• Recently, Central govt has told the Karnataka High Court that it will look into the matter of ‘Havana Syndrome’ in India, in response to a Bengaluru resident’s recent petition.


  • Havana Syndrome refers to a set of mental health symptoms that are said to be experienced by United States intelligence and embassy officials in various countries.
  • It is worth noting that in general, the word ‘syndrome’ simply means a set of symptoms.
  • It does not mean a unique medical condition, but rather a set of symptoms that are usually experienced together whose origins may be difficult to confirm.
  • The Havana Syndrome typically involves symptoms such as hearing certain sounds without any outside noise, nausea, vertigo and headaches, memory loss and balance issues.
  • As the name suggests, it traces its roots to Cuba in late 2016.
  • This was about a year after the US opened its embassy in the capital city of Havana after ties between the two countries were normalised in 2015.

  • Some US intelligence officials and members of the staff at the embassy began experiencing sudden bursts of pressure in their brains followed by persistent headaches, feelings of disorientation and insomnia.
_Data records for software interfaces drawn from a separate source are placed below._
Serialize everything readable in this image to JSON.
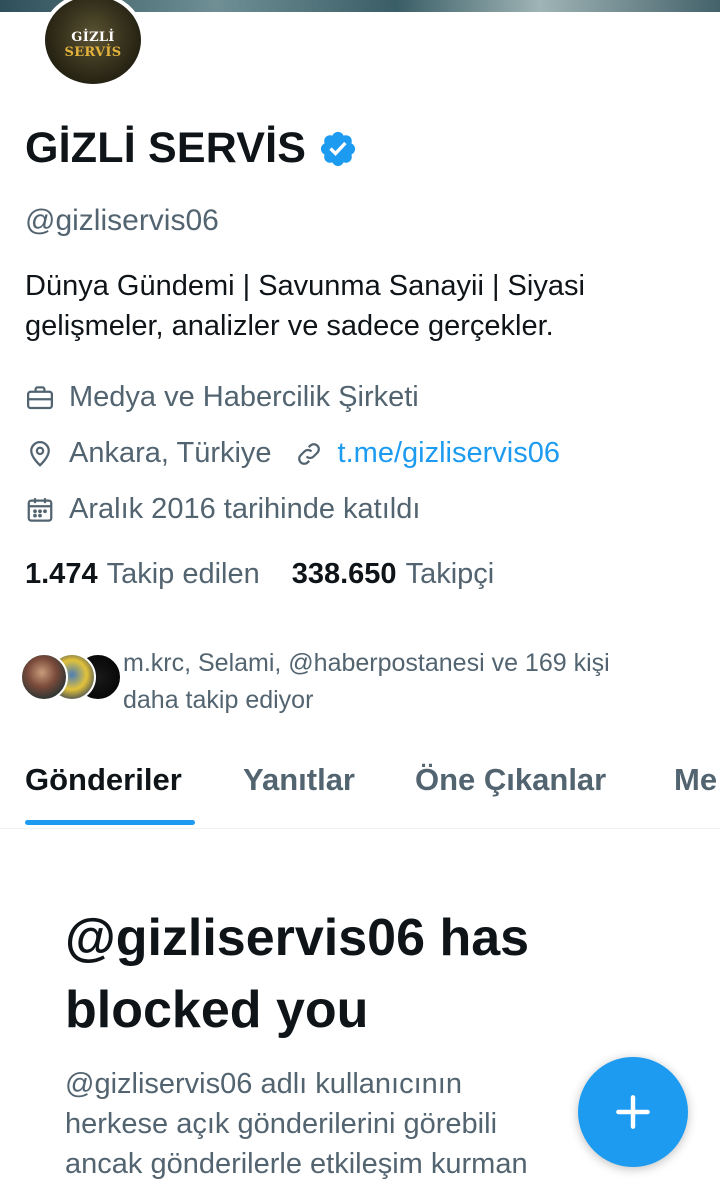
{
  "profile": {
    "avatar_text_1": "GİZLİ",
    "avatar_text_2": "SERVİS",
    "name": "GİZLİ SERVİS",
    "handle": "@gizliservis06",
    "bio_line1": "Dünya Gündemi | Savunma Sanayii | Siyasi",
    "bio_line2": "gelişmeler, analizler ve sadece gerçekler.",
    "category": "Medya ve Habercilik Şirketi",
    "location": "Ankara, Türkiye",
    "link": "t.me/gizliservis06",
    "joined": "Aralık 2016 tarihinde katıldı",
    "following_count": "1.474",
    "following_label": "Takip edilen",
    "followers_count": "338.650",
    "followers_label": "Takipçi",
    "known_followers_line1": "m.krc, Selami, @haberpostanesi ve 169 kişi",
    "known_followers_line2": "daha takip ediyor"
  },
  "icons": {
    "verified": "verified-badge-icon",
    "category": "briefcase-icon",
    "location": "location-pin-icon",
    "link": "link-icon",
    "joined": "calendar-icon",
    "compose": "plus-icon"
  },
  "tabs": [
    {
      "label": "Gönderiler",
      "active": true
    },
    {
      "label": "Yanıtlar",
      "active": false
    },
    {
      "label": "Öne Çıkanlar",
      "active": false
    },
    {
      "label": "Me",
      "active": false
    }
  ],
  "blocked": {
    "title_line1": "@gizliservis06 has",
    "title_line2": "blocked you",
    "desc_line1": "@gizliservis06 adlı kullanıcının",
    "desc_line2": "herkese açık gönderilerini görebili",
    "desc_line3": "ancak gönderilerle etkileşim kurman"
  },
  "colors": {
    "accent": "#1d9bf0",
    "text_primary": "#0f1419",
    "text_secondary": "#536471"
  }
}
  • The causes are not entirely sure.
  • Initially during the Cuban experience, being in a country that had been hostile to the US for over five decades, the suspicion was on Cuban intelligence or a section within the Cuban establishment that did not want US-Cuba relations to normalise. It was then speculated to be a “sonic attack”.
  • However, further study by scientists in the US and medical examination of the victims began to suggest that they may have been subjected to high-powered microwaves that either damaged or interfered with the nervous system.
  • It was said to have built pressure inside the brain that generated the feeling of a sound being heard.
  • Greater exposure to high-powered microwaves is said not only to interfere with the body’s sense of balance but also to impact memory and cause permanent brain damage.
  • Low levels of microwaves are also emitted from mobile phones but they are not targeted.
  • It was suspected that beams of high-powered microwaves were sent through a special gadget that Americans then called a “microwave weapon”.
  • The use of microwaves as a counter-intelligence tactic has been experimented with since the Cold War and both Russia and the US have made attempts to weaponise it.
  • There have been reports of US embassy officials in Moscow experiencing mental health issues due to the suspected use of microwaves in the 1970s.


  • As of July 2023, the 2021 incident was the only reported occurrence of the syndrome in India.
  • Sources in the Indian security establishment said in 2021 that they were not aware of any weapon with such capacities being in the possession of an Indian agency.
  • Even if there was one, it was unlikely the government would admit to having acquired such counter-espionage technology given the sensitive nature of intelligence work.